**HOW TO COMPLETE THIS TASK:** All of the data is to be copied without a single change.
== DATASET CONTENT
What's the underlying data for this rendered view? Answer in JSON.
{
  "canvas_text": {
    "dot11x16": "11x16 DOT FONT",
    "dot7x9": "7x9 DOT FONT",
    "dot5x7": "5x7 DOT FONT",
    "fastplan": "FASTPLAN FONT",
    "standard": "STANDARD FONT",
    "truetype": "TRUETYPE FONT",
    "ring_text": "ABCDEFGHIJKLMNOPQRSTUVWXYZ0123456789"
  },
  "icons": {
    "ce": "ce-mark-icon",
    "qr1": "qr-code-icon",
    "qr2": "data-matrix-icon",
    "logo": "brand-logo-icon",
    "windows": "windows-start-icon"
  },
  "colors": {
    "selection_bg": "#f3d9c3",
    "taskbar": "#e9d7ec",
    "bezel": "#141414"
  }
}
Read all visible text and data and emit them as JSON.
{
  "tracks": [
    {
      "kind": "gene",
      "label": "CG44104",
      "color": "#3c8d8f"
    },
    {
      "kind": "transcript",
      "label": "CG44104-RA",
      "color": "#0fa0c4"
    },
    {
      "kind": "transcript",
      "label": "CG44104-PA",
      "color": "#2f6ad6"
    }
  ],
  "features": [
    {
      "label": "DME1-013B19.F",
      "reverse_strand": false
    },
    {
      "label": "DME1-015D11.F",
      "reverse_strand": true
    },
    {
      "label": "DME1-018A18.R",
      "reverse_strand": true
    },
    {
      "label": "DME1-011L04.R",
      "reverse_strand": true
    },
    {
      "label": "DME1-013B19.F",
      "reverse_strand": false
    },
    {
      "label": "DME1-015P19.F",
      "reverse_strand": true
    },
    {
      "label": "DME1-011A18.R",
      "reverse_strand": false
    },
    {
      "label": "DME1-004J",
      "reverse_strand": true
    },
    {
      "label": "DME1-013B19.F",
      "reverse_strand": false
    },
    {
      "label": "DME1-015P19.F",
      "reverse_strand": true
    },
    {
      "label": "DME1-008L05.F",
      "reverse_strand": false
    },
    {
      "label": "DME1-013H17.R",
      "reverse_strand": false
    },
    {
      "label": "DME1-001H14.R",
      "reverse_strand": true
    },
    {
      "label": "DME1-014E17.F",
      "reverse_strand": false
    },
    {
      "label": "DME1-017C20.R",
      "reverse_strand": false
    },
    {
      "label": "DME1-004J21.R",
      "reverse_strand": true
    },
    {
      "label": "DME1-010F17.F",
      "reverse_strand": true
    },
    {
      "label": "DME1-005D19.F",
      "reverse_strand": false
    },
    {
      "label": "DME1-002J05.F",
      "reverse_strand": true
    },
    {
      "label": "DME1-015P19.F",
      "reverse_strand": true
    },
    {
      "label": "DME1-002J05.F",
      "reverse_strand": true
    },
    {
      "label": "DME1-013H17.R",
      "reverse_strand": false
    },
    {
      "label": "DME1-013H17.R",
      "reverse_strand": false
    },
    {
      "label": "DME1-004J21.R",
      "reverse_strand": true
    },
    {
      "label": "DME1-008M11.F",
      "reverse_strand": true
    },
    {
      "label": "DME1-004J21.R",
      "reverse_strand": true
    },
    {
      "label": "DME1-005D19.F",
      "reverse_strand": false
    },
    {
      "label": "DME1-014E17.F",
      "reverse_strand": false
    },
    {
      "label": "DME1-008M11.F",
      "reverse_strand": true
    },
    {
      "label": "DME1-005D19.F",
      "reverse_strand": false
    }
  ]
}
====
**RESULT BELOW:**
What's the underlying data for this rendered view? Answer in JSON.
{
  "canvas_text": {
    "dot11x16": "11x16 DOT FONT",
    "dot7x9": "7x9 DOT FONT",
    "dot5x7": "5x7 DOT FONT",
    "fastplan": "FASTPLAN FONT",
    "standard": "STANDARD FONT",
    "truetype": "TRUETYPE FONT",
    "ring_text": "ABCDEFGHIJKLMNOPQRSTUVWXYZ0123456789"
  },
  "icons": {
    "ce": "ce-mark-icon",
    "qr1": "qr-code-icon",
    "qr2": "data-matrix-icon",
    "logo": "brand-logo-icon",
    "windows": "windows-start-icon"
  },
  "colors": {
    "selection_bg": "#f3d9c3",
    "taskbar": "#e9d7ec",
    "bezel": "#141414"
  }
}
Read all visible text and data and emit them as JSON.
{
  "tracks": [
    {
      "kind": "gene",
      "label": "CG44104",
      "color": "#3c8d8f"
    },
    {
      "kind": "transcript",
      "label": "CG44104-RA",
      "color": "#0fa0c4"
    },
    {
      "kind": "transcript",
      "label": "CG44104-PA",
      "color": "#2f6ad6"
    }
  ],
  "features": [
    {
      "label": "DME1-013B19.F",
      "reverse_strand": false
    },
    {
      "label": "DME1-015D11.F",
      "reverse_strand": true
    },
    {
      "label": "DME1-018A18.R",
      "reverse_strand": true
    },
    {
      "label": "DME1-011L04.R",
      "reverse_strand": true
    },
    {
      "label": "DME1-013B19.F",
      "reverse_strand": false
    },
    {
      "label": "DME1-015P19.F",
      "reverse_strand": true
    },
    {
      "label": "DME1-011A18.R",
      "reverse_strand": false
    },
    {
      "label": "DME1-004J",
      "reverse_strand": true
    },
    {
      "label": "DME1-013B19.F",
      "reverse_strand": false
    },
    {
      "label": "DME1-015P19.F",
      "reverse_strand": true
    },
    {
      "label": "DME1-008L05.F",
      "reverse_strand": false
    },
    {
      "label": "DME1-013H17.R",
      "reverse_strand": false
    },
    {
      "label": "DME1-001H14.R",
      "reverse_strand": true
    },
    {
      "label": "DME1-014E17.F",
      "reverse_strand": false
    },
    {
      "label": "DME1-017C20.R",
      "reverse_strand": false
    },
    {
      "label": "DME1-004J21.R",
      "reverse_strand": true
    },
    {
      "label": "DME1-010F17.F",
      "reverse_strand": true
    },
    {
      "label": "DME1-005D19.F",
      "reverse_strand": false
    },
    {
      "label": "DME1-002J05.F",
      "reverse_strand": true
    },
    {
      "label": "DME1-015P19.F",
      "reverse_strand": true
    },
    {
      "label": "DME1-002J05.F",
      "reverse_strand": true
    },
    {
      "label": "DME1-013H17.R",
      "reverse_strand": false
    },
    {
      "label": "DME1-013H17.R",
      "reverse_strand": false
    },
    {
      "label": "DME1-004J21.R",
      "reverse_strand": true
    },
    {
      "label": "DME1-008M11.F",
      "reverse_strand": true
    },
    {
      "label": "DME1-004J21.R",
      "reverse_strand": true
    },
    {
      "label": "DME1-005D19.F",
      "reverse_strand": false
    },
    {
      "label": "DME1-014E17.F",
      "reverse_strand": false
    },
    {
      "label": "DME1-008M11.F",
      "reverse_strand": true
    },
    {
      "label": "DME1-005D19.F",
      "reverse_strand": false
    }
  ]
}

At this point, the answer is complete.